Restoring ecological and economic vitality to rural landscapes
This project was sparked by a 2003 discussion at the Institute for Agriculture and Trade Policy about the difficulty of effecting change in the land of corn and soybeans—an ecologically ravaged Midwest landscape of over 100,000 square miles.
Despite the efforts of individuals and organizations to return clean water and long-term viability to the farming landscape, progress has been fragmented and slow. What could be done to energize a larger, more cohesive movement? One missing ingredient was a clear, unifying vision that could inspire change at a landscape scale.
And so, the idea for This Perennial Land was born, with a two-fold outcome: a book that would — through images and essays — provide a picture of what a restorative farming landscape would look like and the policies and practices needed to support it and a mapping program that could be used to help build that landscape.
We concentrated on one intensely farmed, 2.3-million acre basin in the heart of corn-soybean country—the greater Blue Earth River watershed in south central Minnesota and north central Iowa. Working closely with scientists, and state, county and federal conservation agency personnel, we traveled the countryside talking to landowners who had successfully incorporated perennials and other conservation practices into their farming operations. Their stories are captured in the book.

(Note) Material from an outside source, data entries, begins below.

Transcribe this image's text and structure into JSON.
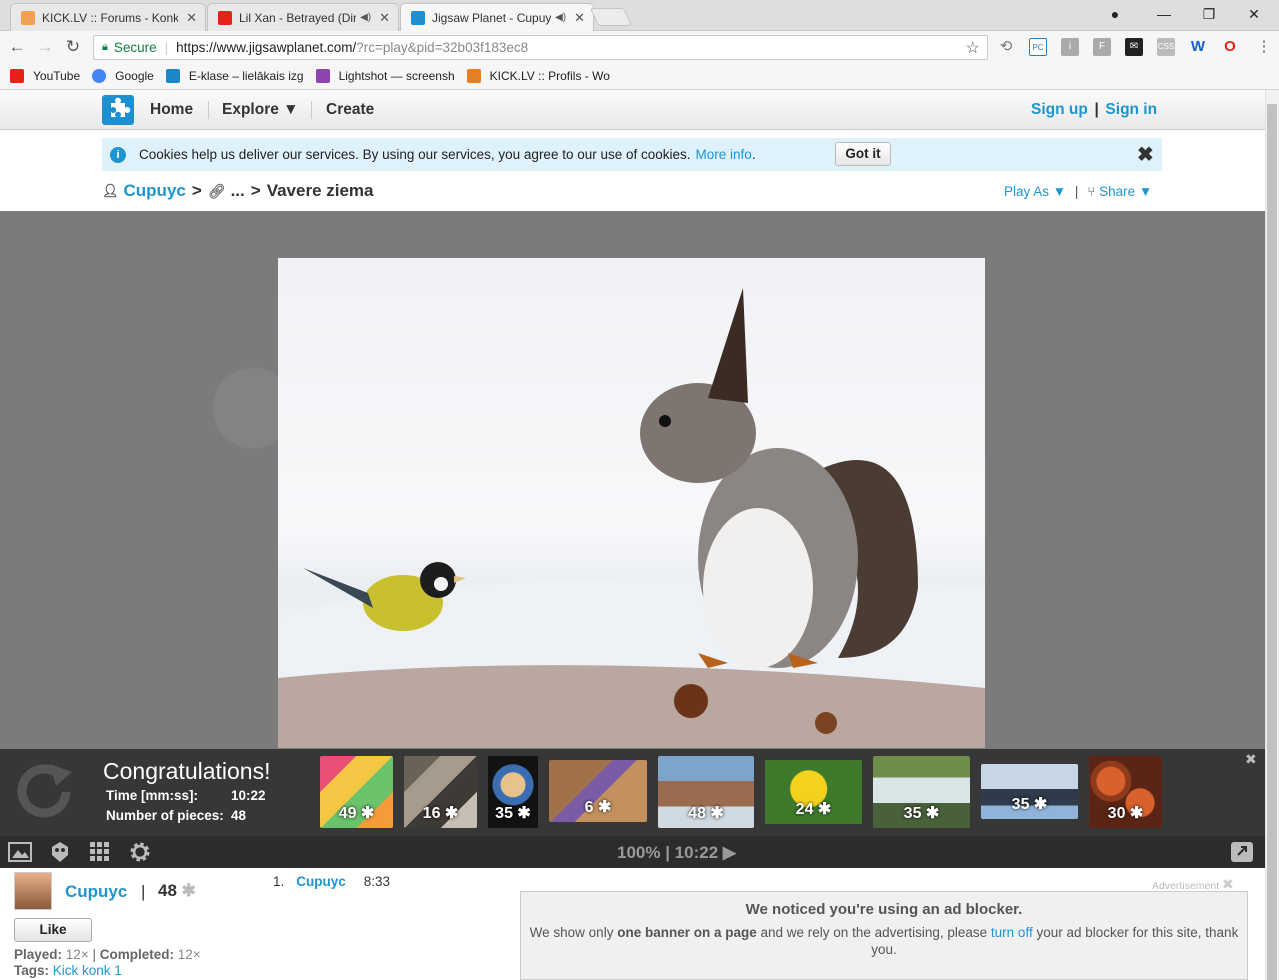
{
  "browser": {
    "tabs": [
      {
        "title": "KICK.LV :: Forums - Konk",
        "active": false,
        "audio": false
      },
      {
        "title": "Lil Xan - Betrayed (Dir",
        "active": false,
        "audio": true
      },
      {
        "title": "Jigsaw Planet - Cupuy",
        "active": true,
        "audio": true
      }
    ],
    "secure_label": "Secure",
    "url_host": "https://www.jigsawplanet.com/",
    "url_query": "?rc=play&pid=32b03f183ec8",
    "bookmarks": [
      {
        "label": "YouTube",
        "color": "#e62117"
      },
      {
        "label": "Google",
        "color": "#4285f4"
      },
      {
        "label": "E-klase – lielākais izg",
        "color": "#1c88c7"
      },
      {
        "label": "Lightshot — screensh",
        "color": "#8e44ad"
      },
      {
        "label": "KICK.LV :: Profils - Wo",
        "color": "#e67e22"
      }
    ]
  },
  "site": {
    "nav": {
      "home": "Home",
      "explore": "Explore ▼",
      "create": "Create"
    },
    "auth": {
      "signup": "Sign up",
      "divider": "|",
      "signin": "Sign in"
    },
    "cookie": {
      "text": "Cookies help us deliver our services. By using our services, you agree to our use of cookies.",
      "more": "More info",
      "button": "Got it"
    },
    "breadcrumb": {
      "user": "Cupuyc",
      "sep1": ">",
      "dots": "...",
      "sep2": ">",
      "title": "Vavere ziema"
    },
    "play_as": "Play As ▼",
    "share": "Share ▼",
    "pipe": "|"
  },
  "game": {
    "congrats_title": "Congratulations!",
    "time_label": "Time [mm:ss]:",
    "time_value": "10:22",
    "pieces_label": "Number of pieces:",
    "pieces_value": "48",
    "zoom_time": "100% | 10:22 ▶",
    "suggestions": [
      {
        "pieces": "49",
        "colors": [
          "#e94e77",
          "#f6c744",
          "#6ac26a",
          "#f59b3a"
        ]
      },
      {
        "pieces": "16",
        "colors": [
          "#6b6257",
          "#a69b8d",
          "#3e3a35",
          "#c7bfb3"
        ]
      },
      {
        "pieces": "35",
        "colors": [
          "#121212",
          "#3b6db3",
          "#e7c38a",
          "#1b1b1b"
        ]
      },
      {
        "pieces": "6",
        "colors": [
          "#a0714b",
          "#8b5a36",
          "#7a5ba6",
          "#c3905f"
        ]
      },
      {
        "pieces": "48",
        "colors": [
          "#7da4c9",
          "#9b6b50",
          "#cfd9e2",
          "#4f3c32"
        ]
      },
      {
        "pieces": "24",
        "colors": [
          "#3f7a2c",
          "#f2d21c",
          "#6fa242",
          "#e8b40f"
        ]
      },
      {
        "pieces": "35",
        "colors": [
          "#6e8c4a",
          "#d8e4e6",
          "#9fb38a",
          "#48613a"
        ]
      },
      {
        "pieces": "35",
        "colors": [
          "#8fb3d9",
          "#2f3a4a",
          "#c6d6e6",
          "#5d6e86"
        ]
      },
      {
        "pieces": "30",
        "colors": [
          "#8e3a1c",
          "#d8612e",
          "#f0c79a",
          "#5a2514"
        ]
      }
    ]
  },
  "info": {
    "author": "Cupuyc",
    "divider": "|",
    "pieces": "48",
    "like": "Like",
    "played_label": "Played:",
    "played_value": "12×",
    "completed_label": "Completed:",
    "completed_value": "12×",
    "tags_label": "Tags:",
    "tag": "Kick konk 1"
  },
  "leaderboard": [
    {
      "rank": "1.",
      "user": "Cupuyc",
      "time": "8:33"
    }
  ],
  "ad": {
    "label": "Advertisement",
    "heading": "We noticed you're using an ad blocker.",
    "text_a": "We show only",
    "text_b": "one banner on a page",
    "text_c": "and we rely on the advertising, please",
    "link": "turn off",
    "text_d": "your ad blocker for this site, thank you."
  }
}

Then in collaboration with the Minnesota Department of Natural Resources, we created a unique GIS-based watershed map pinpointing where the best opportunities were to use those practices to improve soil and water quality, and restore wildlife. These conversations and map have created a much clearer vision of what a truly restorative farming landscape would look like.

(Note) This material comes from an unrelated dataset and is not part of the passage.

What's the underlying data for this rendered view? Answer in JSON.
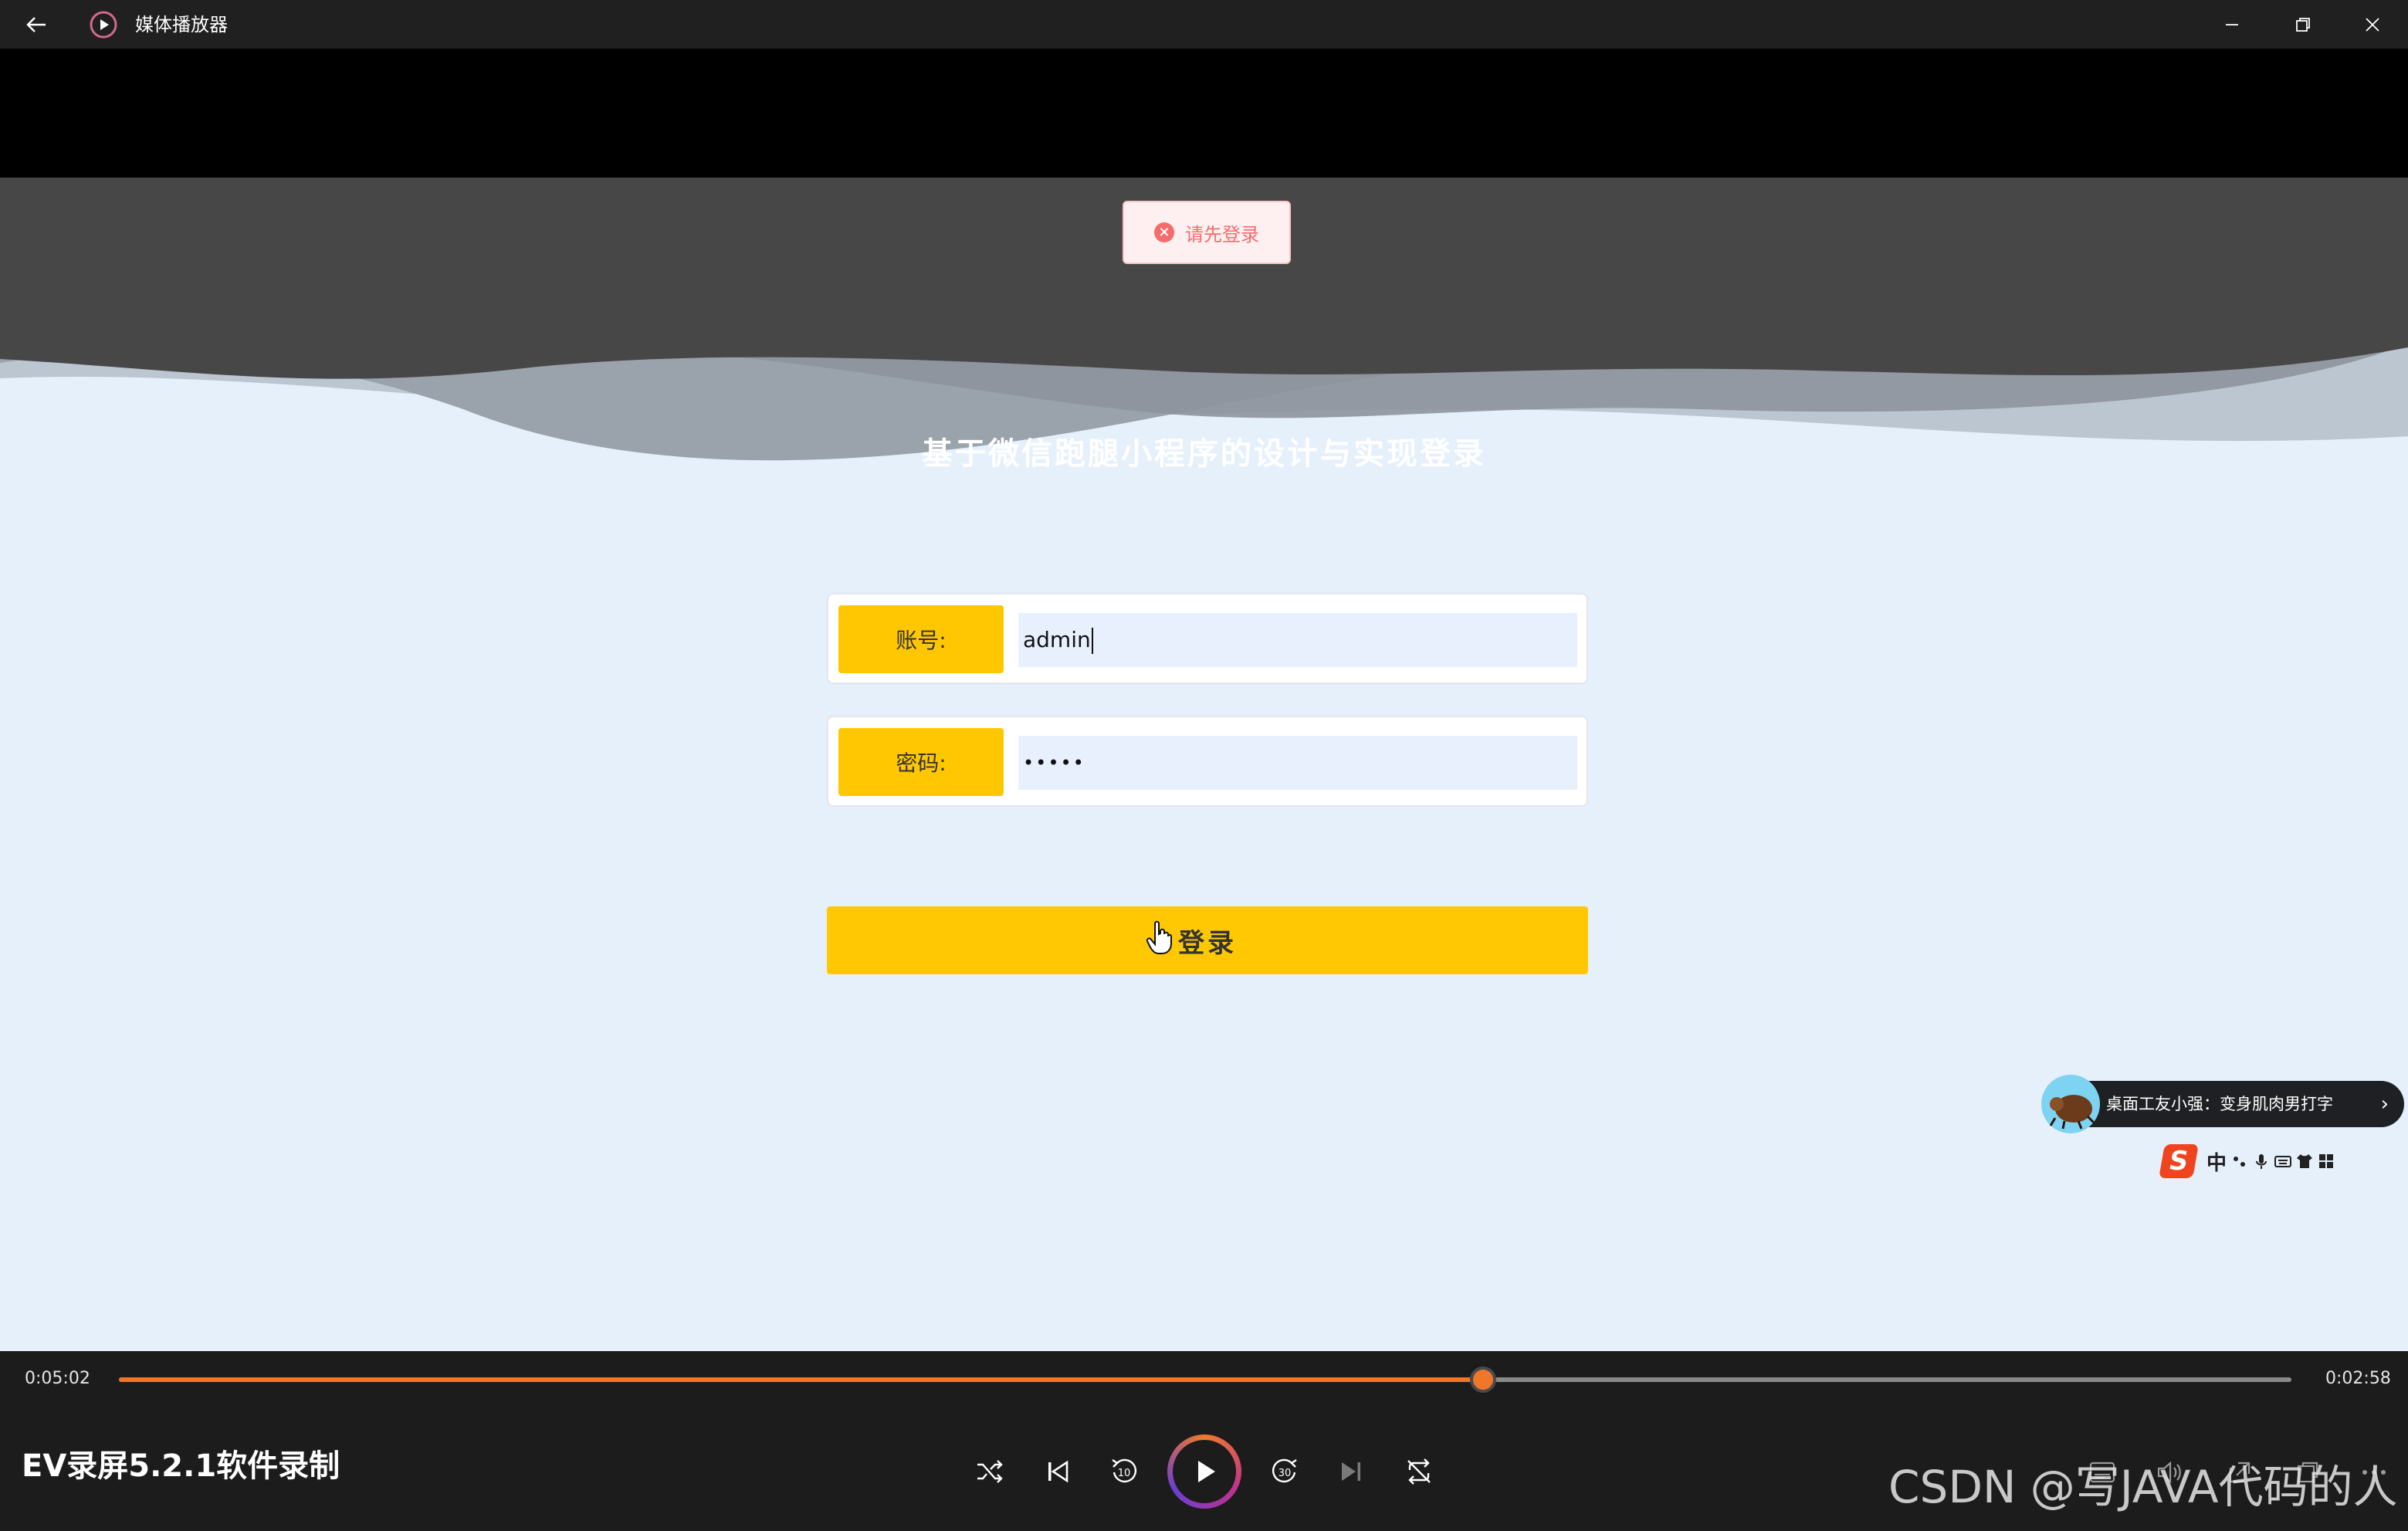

But we didn't stop there. In 2012 we partnered with the University of Minnesota's Green Lands, Blue Waters consortium, the Minnesota Department of Natural Resources, and two sustainable agriculture nonprofits, Rural Advantage and the Land Stewardship Project to apply the mapping technology and data sets to the entire state of Minnesota. An interactive element was added that lets users add and remove data layers as they wish. The maps are available online at Green Lands Blue Waters.

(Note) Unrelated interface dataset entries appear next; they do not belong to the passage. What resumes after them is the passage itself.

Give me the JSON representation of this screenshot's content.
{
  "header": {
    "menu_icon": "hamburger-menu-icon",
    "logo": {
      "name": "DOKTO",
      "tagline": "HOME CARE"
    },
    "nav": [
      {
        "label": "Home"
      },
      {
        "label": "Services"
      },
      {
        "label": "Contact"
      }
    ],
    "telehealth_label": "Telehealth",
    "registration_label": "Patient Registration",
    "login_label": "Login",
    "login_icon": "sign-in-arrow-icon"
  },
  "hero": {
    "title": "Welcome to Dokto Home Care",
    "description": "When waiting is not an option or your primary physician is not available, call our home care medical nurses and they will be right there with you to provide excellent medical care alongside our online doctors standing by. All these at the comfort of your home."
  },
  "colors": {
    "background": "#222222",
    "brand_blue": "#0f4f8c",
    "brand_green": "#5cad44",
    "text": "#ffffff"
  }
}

The mapping technology and many of the data sets we've assembled are common in other states and can be tailored to cover other agricultural watersheds. They can be an important tool for farmers, policymakers, and activists throughout the Midwest and beyond.